● **What you need to do**
Copy the records exactly, leaving out every picture.

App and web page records

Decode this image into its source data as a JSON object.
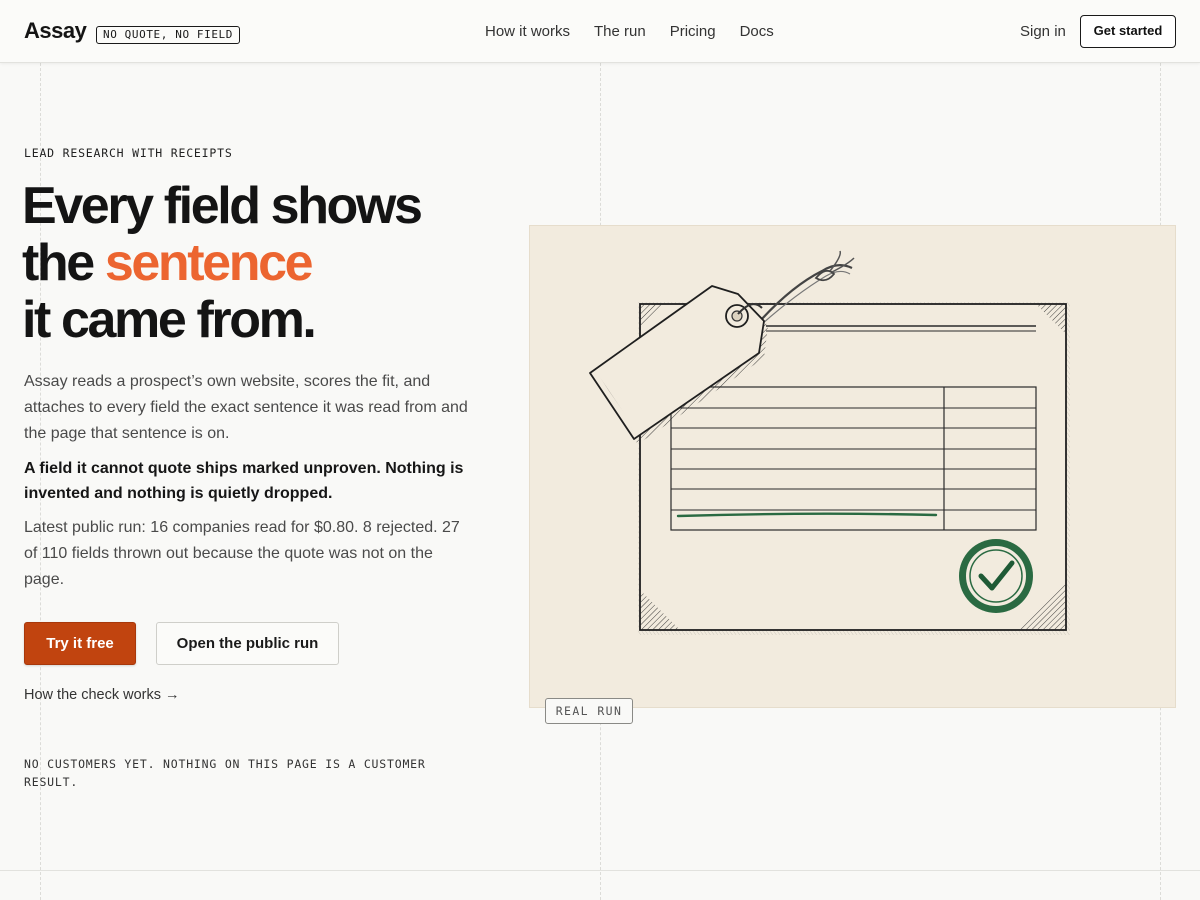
{
  "header": {
    "logo": "Assay",
    "badge": "NO QUOTE, NO FIELD",
    "nav": [
      "How it works",
      "The run",
      "Pricing",
      "Docs"
    ],
    "signin": "Sign in",
    "cta": "Get started"
  },
  "hero": {
    "eyebrow": "LEAD RESEARCH WITH RECEIPTS",
    "headline_line1": "Every field shows",
    "headline_the": "the ",
    "headline_accent": "sentence",
    "headline_line3": "it came from.",
    "paragraph1": "Assay reads a prospect’s own website, scores the fit, and attaches to every field the exact sentence it was read from and the page that sentence is on.",
    "paragraph2": "A field it cannot quote ships marked unproven. Nothing is invented and nothing is quietly dropped.",
    "paragraph3": "Latest public run: 16 companies read for $0.80. 8 rejected. 27 of 110 fields thrown out because the quote was not on the page.",
    "primary_button": "Try it free",
    "secondary_button": "Open the public run",
    "link": "How the check works →",
    "disclaimer": "NO CUSTOMERS YET. NOTHING ON THIS PAGE IS A CUSTOMER RESULT."
  },
  "illustration": {
    "badge": "REAL RUN",
    "icons": [
      "price-tag-icon",
      "document-table-icon",
      "verified-seal-icon"
    ]
  },
  "colors": {
    "accent": "#ec6530",
    "primary_button": "#c1440f",
    "seal": "#2a6a42",
    "illustration_bg": "#f2ebde"
  }
}
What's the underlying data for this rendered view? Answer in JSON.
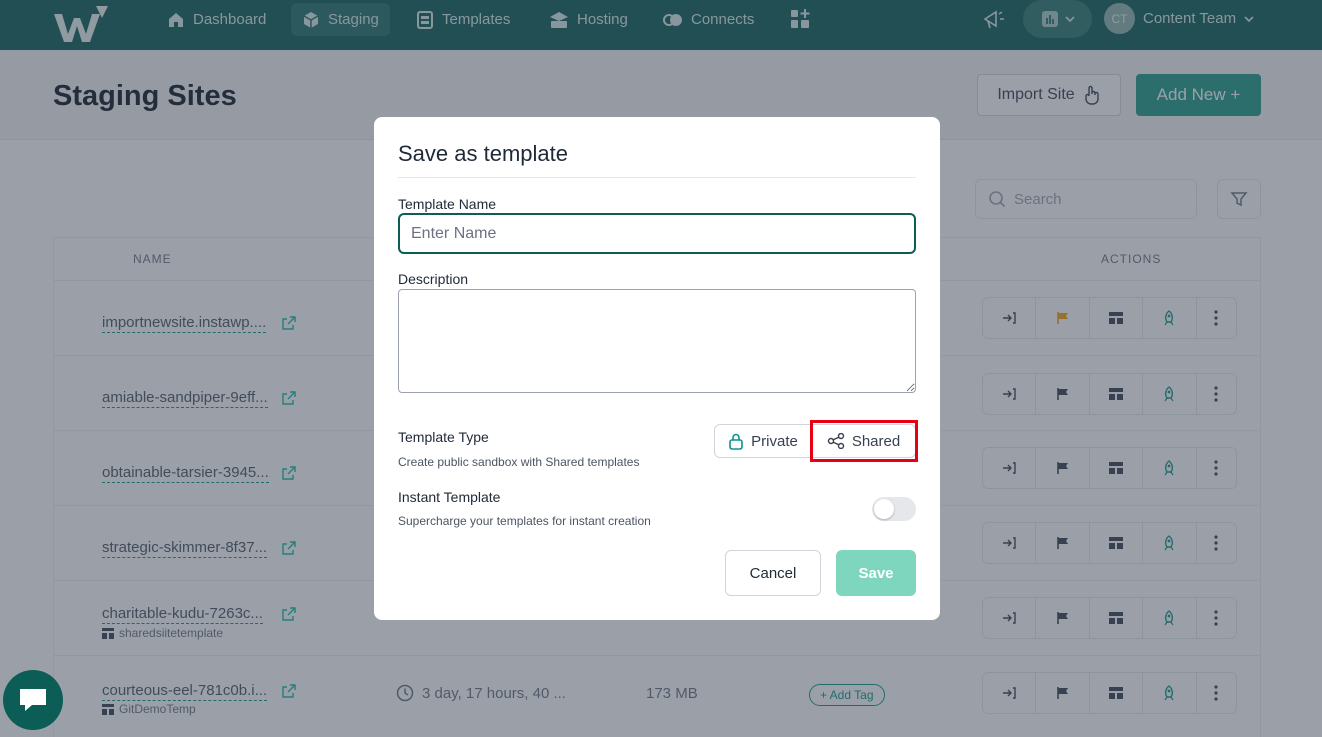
{
  "nav": {
    "items": [
      {
        "label": "Dashboard",
        "icon": "home-icon"
      },
      {
        "label": "Staging",
        "icon": "cube-icon"
      },
      {
        "label": "Templates",
        "icon": "template-icon"
      },
      {
        "label": "Hosting",
        "icon": "server-icon"
      },
      {
        "label": "Connects",
        "icon": "connect-icon"
      }
    ],
    "avatar_initials": "CT",
    "team_name": "Content Team"
  },
  "page": {
    "title": "Staging Sites",
    "import_label": "Import Site",
    "add_new_label": "Add New +",
    "search_placeholder": "Search"
  },
  "table": {
    "headers": {
      "name": "NAME",
      "actions": "ACTIONS"
    },
    "rows": [
      {
        "name": "importnewsite.instawp...."
      },
      {
        "name": "amiable-sandpiper-9eff..."
      },
      {
        "name": "obtainable-tarsier-3945..."
      },
      {
        "name": "strategic-skimmer-8f37..."
      },
      {
        "name": "charitable-kudu-7263c...",
        "template": "sharedsiitetemplate"
      },
      {
        "name": "courteous-eel-781c0b.i...",
        "template": "GitDemoTemp",
        "time": "3 day, 17 hours, 40 ...",
        "size": "173 MB",
        "tag": "+ Add Tag"
      }
    ]
  },
  "modal": {
    "title": "Save as template",
    "template_name_label": "Template Name",
    "template_name_placeholder": "Enter Name",
    "description_label": "Description",
    "template_type_label": "Template Type",
    "template_type_help": "Create public sandbox with Shared templates",
    "private_label": "Private",
    "shared_label": "Shared",
    "instant_label": "Instant Template",
    "instant_help": "Supercharge your templates for instant creation",
    "cancel_label": "Cancel",
    "save_label": "Save"
  },
  "colors": {
    "brand": "#0b5d56",
    "accent": "#1e9a86",
    "highlight": "#e60012"
  }
}
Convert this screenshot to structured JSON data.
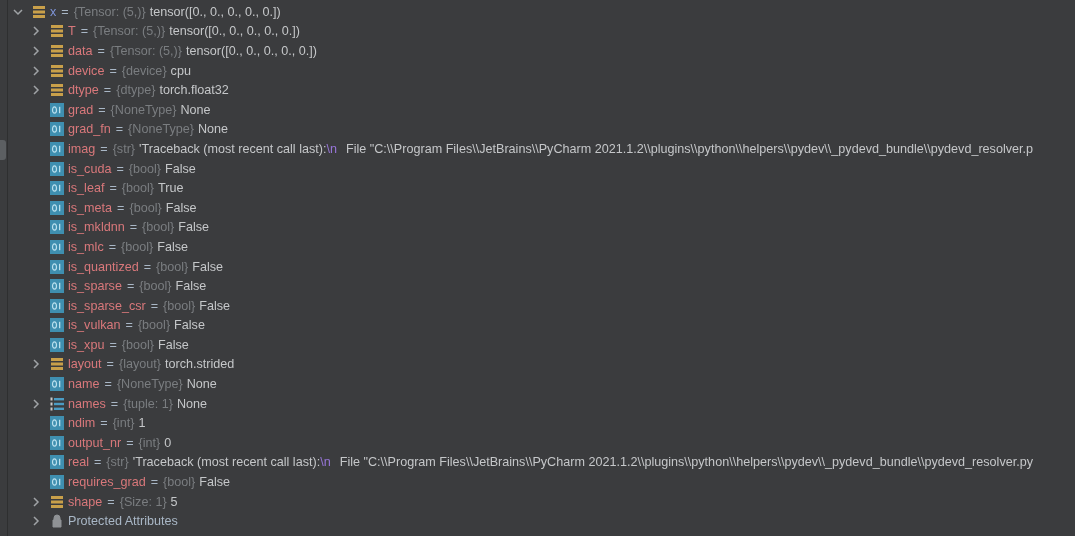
{
  "variables": [
    {
      "name": "x",
      "operator": "=",
      "type": "{Tensor: (5,)}",
      "value": "tensor([0., 0., 0., 0., 0.])",
      "kind": "object",
      "expanded": true,
      "children": [
        {
          "name": "T",
          "operator": "=",
          "type": "{Tensor: (5,)}",
          "value": "tensor([0., 0., 0., 0., 0.])",
          "kind": "object",
          "expanded": false
        },
        {
          "name": "data",
          "operator": "=",
          "type": "{Tensor: (5,)}",
          "value": "tensor([0., 0., 0., 0., 0.])",
          "kind": "object",
          "expanded": false
        },
        {
          "name": "device",
          "operator": "=",
          "type": "{device}",
          "value": "cpu",
          "kind": "object",
          "expanded": false
        },
        {
          "name": "dtype",
          "operator": "=",
          "type": "{dtype}",
          "value": "torch.float32",
          "kind": "object",
          "expanded": false
        },
        {
          "name": "grad",
          "operator": "=",
          "type": "{NoneType}",
          "value": "None",
          "kind": "field"
        },
        {
          "name": "grad_fn",
          "operator": "=",
          "type": "{NoneType}",
          "value": "None",
          "kind": "field"
        },
        {
          "name": "imag",
          "operator": "=",
          "type": "{str}",
          "value": "'Traceback (most recent call last):",
          "escape": "\\n",
          "value_rest": "File \"C:\\\\Program Files\\\\JetBrains\\\\PyCharm 2021.1.2\\\\plugins\\\\python\\\\helpers\\\\pydev\\\\_pydevd_bundle\\\\pydevd_resolver.p",
          "kind": "field"
        },
        {
          "name": "is_cuda",
          "operator": "=",
          "type": "{bool}",
          "value": "False",
          "kind": "field"
        },
        {
          "name": "is_leaf",
          "operator": "=",
          "type": "{bool}",
          "value": "True",
          "kind": "field"
        },
        {
          "name": "is_meta",
          "operator": "=",
          "type": "{bool}",
          "value": "False",
          "kind": "field"
        },
        {
          "name": "is_mkldnn",
          "operator": "=",
          "type": "{bool}",
          "value": "False",
          "kind": "field"
        },
        {
          "name": "is_mlc",
          "operator": "=",
          "type": "{bool}",
          "value": "False",
          "kind": "field"
        },
        {
          "name": "is_quantized",
          "operator": "=",
          "type": "{bool}",
          "value": "False",
          "kind": "field"
        },
        {
          "name": "is_sparse",
          "operator": "=",
          "type": "{bool}",
          "value": "False",
          "kind": "field"
        },
        {
          "name": "is_sparse_csr",
          "operator": "=",
          "type": "{bool}",
          "value": "False",
          "kind": "field"
        },
        {
          "name": "is_vulkan",
          "operator": "=",
          "type": "{bool}",
          "value": "False",
          "kind": "field"
        },
        {
          "name": "is_xpu",
          "operator": "=",
          "type": "{bool}",
          "value": "False",
          "kind": "field"
        },
        {
          "name": "layout",
          "operator": "=",
          "type": "{layout}",
          "value": "torch.strided",
          "kind": "object",
          "expanded": false
        },
        {
          "name": "name",
          "operator": "=",
          "type": "{NoneType}",
          "value": "None",
          "kind": "field"
        },
        {
          "name": "names",
          "operator": "=",
          "type": "{tuple: 1}",
          "value": "None",
          "kind": "list",
          "expanded": false
        },
        {
          "name": "ndim",
          "operator": "=",
          "type": "{int}",
          "value": "1",
          "kind": "field"
        },
        {
          "name": "output_nr",
          "operator": "=",
          "type": "{int}",
          "value": "0",
          "kind": "field"
        },
        {
          "name": "real",
          "operator": "=",
          "type": "{str}",
          "value": "'Traceback (most recent call last):",
          "escape": "\\n",
          "value_rest": "File \"C:\\\\Program Files\\\\JetBrains\\\\PyCharm 2021.1.2\\\\plugins\\\\python\\\\helpers\\\\pydev\\\\_pydevd_bundle\\\\pydevd_resolver.py",
          "kind": "field"
        },
        {
          "name": "requires_grad",
          "operator": "=",
          "type": "{bool}",
          "value": "False",
          "kind": "field"
        },
        {
          "name": "shape",
          "operator": "=",
          "type": "{Size: 1}",
          "value": "5",
          "kind": "object",
          "expanded": false
        },
        {
          "name": "Protected Attributes",
          "kind": "group",
          "expanded": false
        }
      ]
    }
  ]
}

● **Answer to this task**
Decode this image into its source data as a JSON object.
{
  "header": {
    "logo": "Assay",
    "badge": "NO QUOTE, NO FIELD",
    "nav": [
      "How it works",
      "The run",
      "Pricing",
      "Docs"
    ],
    "signin": "Sign in",
    "cta": "Get started"
  },
  "hero": {
    "eyebrow": "LEAD RESEARCH WITH RECEIPTS",
    "headline_line1": "Every field shows",
    "headline_the": "the ",
    "headline_accent": "sentence",
    "headline_line3": "it came from.",
    "paragraph1": "Assay reads a prospect’s own website, scores the fit, and attaches to every field the exact sentence it was read from and the page that sentence is on.",
    "paragraph2": "A field it cannot quote ships marked unproven. Nothing is invented and nothing is quietly dropped.",
    "paragraph3": "Latest public run: 16 companies read for $0.80. 8 rejected. 27 of 110 fields thrown out because the quote was not on the page.",
    "primary_button": "Try it free",
    "secondary_button": "Open the public run",
    "link": "How the check works →",
    "disclaimer": "NO CUSTOMERS YET. NOTHING ON THIS PAGE IS A CUSTOMER RESULT."
  },
  "illustration": {
    "badge": "REAL RUN",
    "icons": [
      "price-tag-icon",
      "document-table-icon",
      "verified-seal-icon"
    ]
  },
  "colors": {
    "accent": "#ec6530",
    "primary_button": "#c1440f",
    "seal": "#2a6a42",
    "illustration_bg": "#f2ebde"
  }
}
What's the underlying data for this rendered view? Answer in JSON.
{
  "nav": {
    "items": [
      {
        "label": "Dashboard",
        "icon": "home-icon"
      },
      {
        "label": "Staging",
        "icon": "cube-icon"
      },
      {
        "label": "Templates",
        "icon": "template-icon"
      },
      {
        "label": "Hosting",
        "icon": "server-icon"
      },
      {
        "label": "Connects",
        "icon": "connect-icon"
      }
    ],
    "avatar_initials": "CT",
    "team_name": "Content Team"
  },
  "page": {
    "title": "Staging Sites",
    "import_label": "Import Site",
    "add_new_label": "Add New +",
    "search_placeholder": "Search"
  },
  "table": {
    "headers": {
      "name": "NAME",
      "actions": "ACTIONS"
    },
    "rows": [
      {
        "name": "importnewsite.instawp...."
      },
      {
        "name": "amiable-sandpiper-9eff..."
      },
      {
        "name": "obtainable-tarsier-3945..."
      },
      {
        "name": "strategic-skimmer-8f37..."
      },
      {
        "name": "charitable-kudu-7263c...",
        "template": "sharedsiitetemplate"
      },
      {
        "name": "courteous-eel-781c0b.i...",
        "template": "GitDemoTemp",
        "time": "3 day, 17 hours, 40 ...",
        "size": "173 MB",
        "tag": "+ Add Tag"
      }
    ]
  },
  "modal": {
    "title": "Save as template",
    "template_name_label": "Template Name",
    "template_name_placeholder": "Enter Name",
    "description_label": "Description",
    "template_type_label": "Template Type",
    "template_type_help": "Create public sandbox with Shared templates",
    "private_label": "Private",
    "shared_label": "Shared",
    "instant_label": "Instant Template",
    "instant_help": "Supercharge your templates for instant creation",
    "cancel_label": "Cancel",
    "save_label": "Save"
  },
  "colors": {
    "brand": "#0b5d56",
    "accent": "#1e9a86",
    "highlight": "#e60012"
  }
}
Convert this screenshot to structured JSON data.
{
  "variables": [
    {
      "name": "x",
      "operator": "=",
      "type": "{Tensor: (5,)}",
      "value": "tensor([0., 0., 0., 0., 0.])",
      "kind": "object",
      "expanded": true,
      "children": [
        {
          "name": "T",
          "operator": "=",
          "type": "{Tensor: (5,)}",
          "value": "tensor([0., 0., 0., 0., 0.])",
          "kind": "object",
          "expanded": false
        },
        {
          "name": "data",
          "operator": "=",
          "type": "{Tensor: (5,)}",
          "value": "tensor([0., 0., 0., 0., 0.])",
          "kind": "object",
          "expanded": false
        },
        {
          "name": "device",
          "operator": "=",
          "type": "{device}",
          "value": "cpu",
          "kind": "object",
          "expanded": false
        },
        {
          "name": "dtype",
          "operator": "=",
          "type": "{dtype}",
          "value": "torch.float32",
          "kind": "object",
          "expanded": false
        },
        {
          "name": "grad",
          "operator": "=",
          "type": "{NoneType}",
          "value": "None",
          "kind": "field"
        },
        {
          "name": "grad_fn",
          "operator": "=",
          "type": "{NoneType}",
          "value": "None",
          "kind": "field"
        },
        {
          "name": "imag",
          "operator": "=",
          "type": "{str}",
          "value": "'Traceback (most recent call last):",
          "escape": "\\n",
          "value_rest": "File \"C:\\\\Program Files\\\\JetBrains\\\\PyCharm 2021.1.2\\\\plugins\\\\python\\\\helpers\\\\pydev\\\\_pydevd_bundle\\\\pydevd_resolver.p",
          "kind": "field"
        },
        {
          "name": "is_cuda",
          "operator": "=",
          "type": "{bool}",
          "value": "False",
          "kind": "field"
        },
        {
          "name": "is_leaf",
          "operator": "=",
          "type": "{bool}",
          "value": "True",
          "kind": "field"
        },
        {
          "name": "is_meta",
          "operator": "=",
          "type": "{bool}",
          "value": "False",
          "kind": "field"
        },
        {
          "name": "is_mkldnn",
          "operator": "=",
          "type": "{bool}",
          "value": "False",
          "kind": "field"
        },
        {
          "name": "is_mlc",
          "operator": "=",
          "type": "{bool}",
          "value": "False",
          "kind": "field"
        },
        {
          "name": "is_quantized",
          "operator": "=",
          "type": "{bool}",
          "value": "False",
          "kind": "field"
        },
        {
          "name": "is_sparse",
          "operator": "=",
          "type": "{bool}",
          "value": "False",
          "kind": "field"
        },
        {
          "name": "is_sparse_csr",
          "operator": "=",
          "type": "{bool}",
          "value": "False",
          "kind": "field"
        },
        {
          "name": "is_vulkan",
          "operator": "=",
          "type": "{bool}",
          "value": "False",
          "kind": "field"
        },
        {
          "name": "is_xpu",
          "operator": "=",
          "type": "{bool}",
          "value": "False",
          "kind": "field"
        },
        {
          "name": "layout",
          "operator": "=",
          "type": "{layout}",
          "value": "torch.strided",
          "kind": "object",
          "expanded": false
        },
        {
          "name": "name",
          "operator": "=",
          "type": "{NoneType}",
          "value": "None",
          "kind": "field"
        },
        {
          "name": "names",
          "operator": "=",
          "type": "{tuple: 1}",
          "value": "None",
          "kind": "list",
          "expanded": false
        },
        {
          "name": "ndim",
          "operator": "=",
          "type": "{int}",
          "value": "1",
          "kind": "field"
        },
        {
          "name": "output_nr",
          "operator": "=",
          "type": "{int}",
          "value": "0",
          "kind": "field"
        },
        {
          "name": "real",
          "operator": "=",
          "type": "{str}",
          "value": "'Traceback (most recent call last):",
          "escape": "\\n",
          "value_rest": "File \"C:\\\\Program Files\\\\JetBrains\\\\PyCharm 2021.1.2\\\\plugins\\\\python\\\\helpers\\\\pydev\\\\_pydevd_bundle\\\\pydevd_resolver.py",
          "kind": "field"
        },
        {
          "name": "requires_grad",
          "operator": "=",
          "type": "{bool}",
          "value": "False",
          "kind": "field"
        },
        {
          "name": "shape",
          "operator": "=",
          "type": "{Size: 1}",
          "value": "5",
          "kind": "object",
          "expanded": false
        },
        {
          "name": "Protected Attributes",
          "kind": "group",
          "expanded": false
        }
      ]
    }
  ]
}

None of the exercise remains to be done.